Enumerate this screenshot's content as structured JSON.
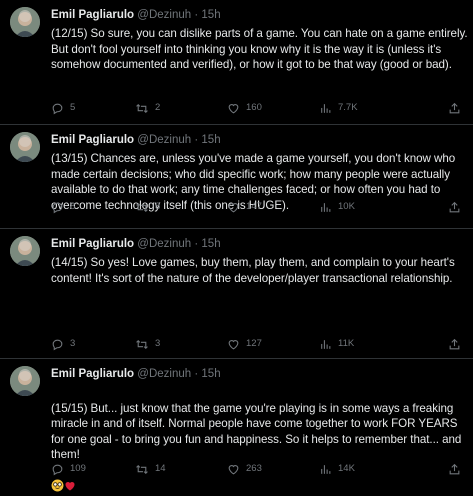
{
  "author": {
    "name": "Emil Pagliarulo",
    "handle": "@Dezinuh",
    "separator": "·"
  },
  "tweets": [
    {
      "time": "15h",
      "text": "(12/15) So sure, you can dislike parts of a game. You can hate on a game entirely. But don't fool yourself into thinking you know why it is the way it is (unless it's somehow documented and verified), or how it got to be that way (good or bad).",
      "replies": "5",
      "retweets": "2",
      "likes": "160",
      "views": "7.7K"
    },
    {
      "time": "15h",
      "text": "(13/15) Chances are, unless you've made a game yourself, you don't know who made certain decisions; who did specific work; how many people were actually available to do that work; any time challenges faced; or how often you had to overcome technology itself (this one is HUGE).",
      "replies": "8",
      "retweets": "8",
      "likes": "147",
      "views": "10K"
    },
    {
      "time": "15h",
      "text": "(14/15) So yes! Love games, buy them, play them, and complain to your heart's content! It's sort of the nature of the developer/player transactional relationship.",
      "replies": "3",
      "retweets": "3",
      "likes": "127",
      "views": "11K"
    },
    {
      "time": "15h",
      "text": "(15/15) But... just know that the game you're playing is in some ways a freaking miracle in and of itself. Normal people have come together to work FOR YEARS for one goal - to bring you fun and happiness. So it helps to remember that... and them!",
      "emojis": [
        "nerd-face-emoji",
        "red-heart-emoji"
      ],
      "replies": "109",
      "retweets": "14",
      "likes": "263",
      "views": "14K"
    }
  ],
  "colors": {
    "background": "#000000",
    "text": "#e7e9ea",
    "muted": "#71767b",
    "divider": "#2f3336",
    "heart": "#f91880"
  },
  "icons": [
    "reply-icon",
    "retweet-icon",
    "like-icon",
    "views-icon",
    "share-icon"
  ]
}
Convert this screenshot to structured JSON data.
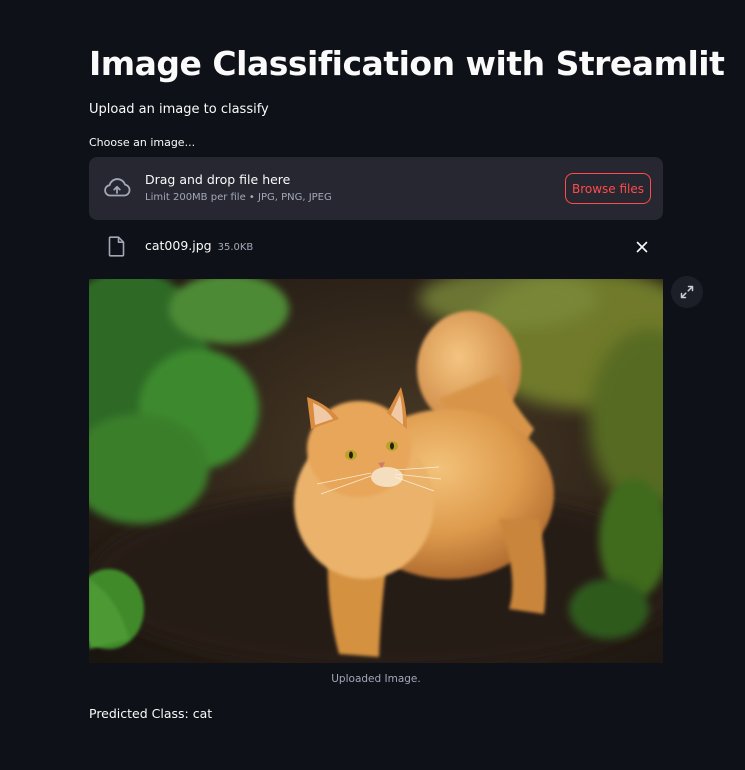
{
  "page": {
    "title": "Image Classification with Streamlit",
    "subtitle": "Upload an image to classify"
  },
  "uploader": {
    "label": "Choose an image...",
    "dropzone_text": "Drag and drop file here",
    "limit_text": "Limit 200MB per file • JPG, PNG, JPEG",
    "browse_label": "Browse files",
    "upload_icon": "cloud-upload-icon"
  },
  "file": {
    "name": "cat009.jpg",
    "size": "35.0KB",
    "file_icon": "file-icon",
    "remove_icon": "close-icon"
  },
  "image": {
    "caption": "Uploaded Image.",
    "fullscreen_icon": "expand-icon"
  },
  "result": {
    "prediction_text": "Predicted Class: cat"
  },
  "colors": {
    "background": "#0e1117",
    "dropzone": "#262730",
    "accent": "#ff4b4b",
    "text": "#fafafa",
    "muted": "#a3a8b8"
  }
}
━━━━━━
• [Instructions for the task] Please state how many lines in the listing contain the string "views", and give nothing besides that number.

• [Output for this task] 5